Kind of like Disney magic, I guess. My friend seems to know exactly what she wants with regards to politics. I, on the other hand, am not so sure. I know the issues, and usually recognize which political party is taking a stance on which dispute. Every day I keep one eye glued to CNN’s website and the other on Fox News, trying to piece together a balanced and up-to-date representation of exactly what each political party is looking for. But the tricky thing with politics, at least in my opinion, is that no side or candidate is ever completely right. Abortion just doesn’t sit well with me, but neither does denying welfare to the weak or impoverished. I don’t think marijuana should be made legal, but believe that neither should high-capacity magazines for guns. Providing government-funded homes to people in need is admirable, but so is lowering the national deficit.
My parents think fiscal conservatism is the only way the U.S. is going to survive. I grew up listening to Clark Howard and Dave Ramsey from the car radio every afternoon. By the time I was in middle school, I grew tired of their droning voices and the young couples calling up Dave’s show just so they could scream “We’re debt free!” all too exuberantly into the nation’s otherwise peaceful cars. My annoyance canceled out my family’s trait of penny-pinching. I have since decided I would rather use money in too-drastic acts of kindness than cautiously squirrel it away under a mattress. But I am also a Christian, and some social beliefs of conservatives strike home.
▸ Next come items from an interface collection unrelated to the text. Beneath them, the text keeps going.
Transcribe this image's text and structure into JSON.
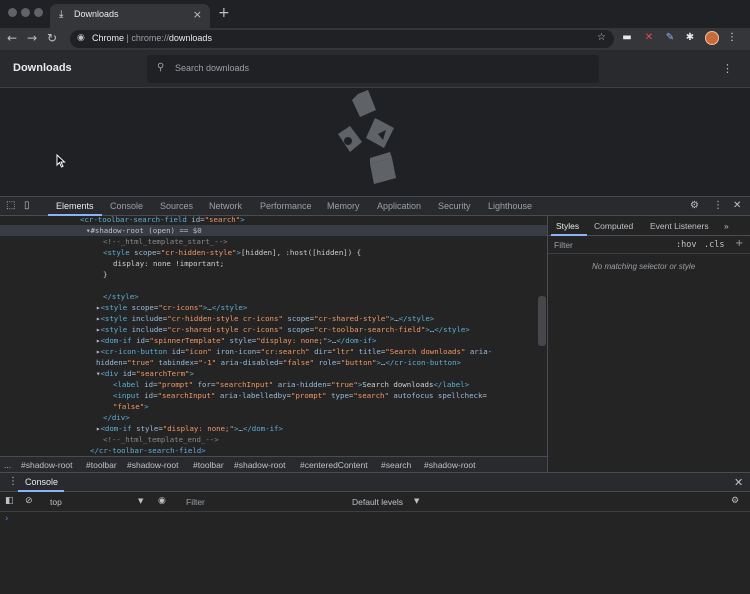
{
  "browser": {
    "tab_title": "Downloads",
    "new_tab_glyph": "+",
    "close_glyph": "×",
    "omnibox_site": "Chrome",
    "omnibox_sep": "|",
    "omnibox_url_prefix": "chrome://",
    "omnibox_url_host": "downloads",
    "icons": [
      "back-icon",
      "forward-icon",
      "reload-icon",
      "star-icon",
      "extensions-icon",
      "profile-avatar",
      "menu-icon"
    ]
  },
  "downloads": {
    "title": "Downloads",
    "search_placeholder": "Search downloads",
    "empty_illustration": "file-types-illustration"
  },
  "devtools": {
    "tabs": [
      "Elements",
      "Console",
      "Sources",
      "Network",
      "Performance",
      "Memory",
      "Application",
      "Security",
      "Lighthouse"
    ],
    "active_tab": "Elements",
    "breadcrumbs": [
      "...",
      "#shadow-root",
      "#toolbar",
      "#shadow-root",
      "#toolbar",
      "#shadow-root",
      "#centeredContent",
      "#search",
      "#shadow-root"
    ],
    "styles": {
      "tabs": [
        "Styles",
        "Computed",
        "Event Listeners",
        "»"
      ],
      "filter_placeholder": "Filter",
      "hov": ":hov",
      "cls": ".cls",
      "plus": "+",
      "empty": "No matching selector or style"
    },
    "drawer": {
      "tab": "Console",
      "context": "top",
      "filter_placeholder": "Filter",
      "levels": "Default levels",
      "prompt": "›"
    }
  },
  "colors": {
    "accent": "#8ab4f8",
    "tag": "#5db0d7",
    "attr": "#9bbbdc",
    "value": "#f29766",
    "comment": "#898989"
  }
}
It’s the same thing with the Democratic Party—some things I like, some things I don’t. I don’t even focus on individual politicians as of late. One person will never change history as much as an entire group.
In about 660 days I will have the opportunity to vote for the next president of the United States. If I were a moral absolutist, I wouldn’t vote for either candidate. Neither will fit my exact beliefs, and I won’t feel completely justified voting for either one. But, nevertheless, I plan to cast a ballot for the lesser of two evils, whomever that may be. Tony Snow, a former White House Press Secretary and journalist, once said, “Voting is a right best exercised by people who have taken time to learn about the issues.” I’m no ninja, but I do keep an open mind. That has to count for something. -By Adrianne Cleven